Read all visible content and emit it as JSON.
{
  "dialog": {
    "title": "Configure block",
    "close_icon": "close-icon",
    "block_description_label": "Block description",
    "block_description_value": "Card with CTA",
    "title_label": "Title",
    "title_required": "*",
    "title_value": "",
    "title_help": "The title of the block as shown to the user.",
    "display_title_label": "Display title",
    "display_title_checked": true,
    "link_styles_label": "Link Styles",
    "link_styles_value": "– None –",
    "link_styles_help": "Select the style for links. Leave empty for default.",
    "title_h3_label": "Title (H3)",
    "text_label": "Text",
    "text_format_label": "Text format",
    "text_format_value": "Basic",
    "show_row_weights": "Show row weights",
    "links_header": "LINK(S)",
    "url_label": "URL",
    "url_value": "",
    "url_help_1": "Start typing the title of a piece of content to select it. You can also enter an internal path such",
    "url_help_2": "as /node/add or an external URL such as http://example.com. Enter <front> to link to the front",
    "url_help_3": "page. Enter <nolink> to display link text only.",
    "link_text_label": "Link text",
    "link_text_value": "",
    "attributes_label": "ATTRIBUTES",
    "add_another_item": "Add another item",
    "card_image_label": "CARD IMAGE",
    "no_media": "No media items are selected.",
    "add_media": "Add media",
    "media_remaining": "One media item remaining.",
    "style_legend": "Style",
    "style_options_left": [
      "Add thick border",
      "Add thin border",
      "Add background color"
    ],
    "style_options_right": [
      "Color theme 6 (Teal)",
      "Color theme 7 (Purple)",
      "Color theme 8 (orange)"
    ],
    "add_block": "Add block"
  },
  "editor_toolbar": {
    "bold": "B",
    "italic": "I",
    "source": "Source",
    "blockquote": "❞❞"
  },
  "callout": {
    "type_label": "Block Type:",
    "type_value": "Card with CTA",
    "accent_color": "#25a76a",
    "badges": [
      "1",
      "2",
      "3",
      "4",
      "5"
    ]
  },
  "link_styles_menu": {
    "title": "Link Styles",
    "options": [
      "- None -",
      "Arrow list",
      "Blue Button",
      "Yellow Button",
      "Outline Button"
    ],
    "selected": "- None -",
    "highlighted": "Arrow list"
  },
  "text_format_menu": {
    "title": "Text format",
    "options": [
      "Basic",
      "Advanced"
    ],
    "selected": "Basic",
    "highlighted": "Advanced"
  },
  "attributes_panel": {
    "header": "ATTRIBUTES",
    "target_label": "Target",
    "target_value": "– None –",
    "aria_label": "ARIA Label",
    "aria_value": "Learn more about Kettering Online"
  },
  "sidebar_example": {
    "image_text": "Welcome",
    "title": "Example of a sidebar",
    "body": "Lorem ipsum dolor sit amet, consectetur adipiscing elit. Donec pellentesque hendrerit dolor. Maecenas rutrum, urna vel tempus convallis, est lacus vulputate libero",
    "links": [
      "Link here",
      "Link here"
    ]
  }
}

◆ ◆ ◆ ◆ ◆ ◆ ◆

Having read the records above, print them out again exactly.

RESULT OF THE EXERCISE
Read all visible content and emit it as JSON.
{
  "dialog": {
    "title": "Configure block",
    "close_icon": "close-icon",
    "block_description_label": "Block description",
    "block_description_value": "Card with CTA",
    "title_label": "Title",
    "title_required": "*",
    "title_value": "",
    "title_help": "The title of the block as shown to the user.",
    "display_title_label": "Display title",
    "display_title_checked": true,
    "link_styles_label": "Link Styles",
    "link_styles_value": "– None –",
    "link_styles_help": "Select the style for links. Leave empty for default.",
    "title_h3_label": "Title (H3)",
    "text_label": "Text",
    "text_format_label": "Text format",
    "text_format_value": "Basic",
    "show_row_weights": "Show row weights",
    "links_header": "LINK(S)",
    "url_label": "URL",
    "url_value": "",
    "url_help_1": "Start typing the title of a piece of content to select it. You can also enter an internal path such",
    "url_help_2": "as /node/add or an external URL such as http://example.com. Enter <front> to link to the front",
    "url_help_3": "page. Enter <nolink> to display link text only.",
    "link_text_label": "Link text",
    "link_text_value": "",
    "attributes_label": "ATTRIBUTES",
    "add_another_item": "Add another item",
    "card_image_label": "CARD IMAGE",
    "no_media": "No media items are selected.",
    "add_media": "Add media",
    "media_remaining": "One media item remaining.",
    "style_legend": "Style",
    "style_options_left": [
      "Add thick border",
      "Add thin border",
      "Add background color"
    ],
    "style_options_right": [
      "Color theme 6 (Teal)",
      "Color theme 7 (Purple)",
      "Color theme 8 (orange)"
    ],
    "add_block": "Add block"
  },
  "editor_toolbar": {
    "bold": "B",
    "italic": "I",
    "source": "Source",
    "blockquote": "❞❞"
  },
  "callout": {
    "type_label": "Block Type:",
    "type_value": "Card with CTA",
    "accent_color": "#25a76a",
    "badges": [
      "1",
      "2",
      "3",
      "4",
      "5"
    ]
  },
  "link_styles_menu": {
    "title": "Link Styles",
    "options": [
      "- None -",
      "Arrow list",
      "Blue Button",
      "Yellow Button",
      "Outline Button"
    ],
    "selected": "- None -",
    "highlighted": "Arrow list"
  },
  "text_format_menu": {
    "title": "Text format",
    "options": [
      "Basic",
      "Advanced"
    ],
    "selected": "Basic",
    "highlighted": "Advanced"
  },
  "attributes_panel": {
    "header": "ATTRIBUTES",
    "target_label": "Target",
    "target_value": "– None –",
    "aria_label": "ARIA Label",
    "aria_value": "Learn more about Kettering Online"
  },
  "sidebar_example": {
    "image_text": "Welcome",
    "title": "Example of a sidebar",
    "body": "Lorem ipsum dolor sit amet, consectetur adipiscing elit. Donec pellentesque hendrerit dolor. Maecenas rutrum, urna vel tempus convallis, est lacus vulputate libero",
    "links": [
      "Link here",
      "Link here"
    ]
  }
}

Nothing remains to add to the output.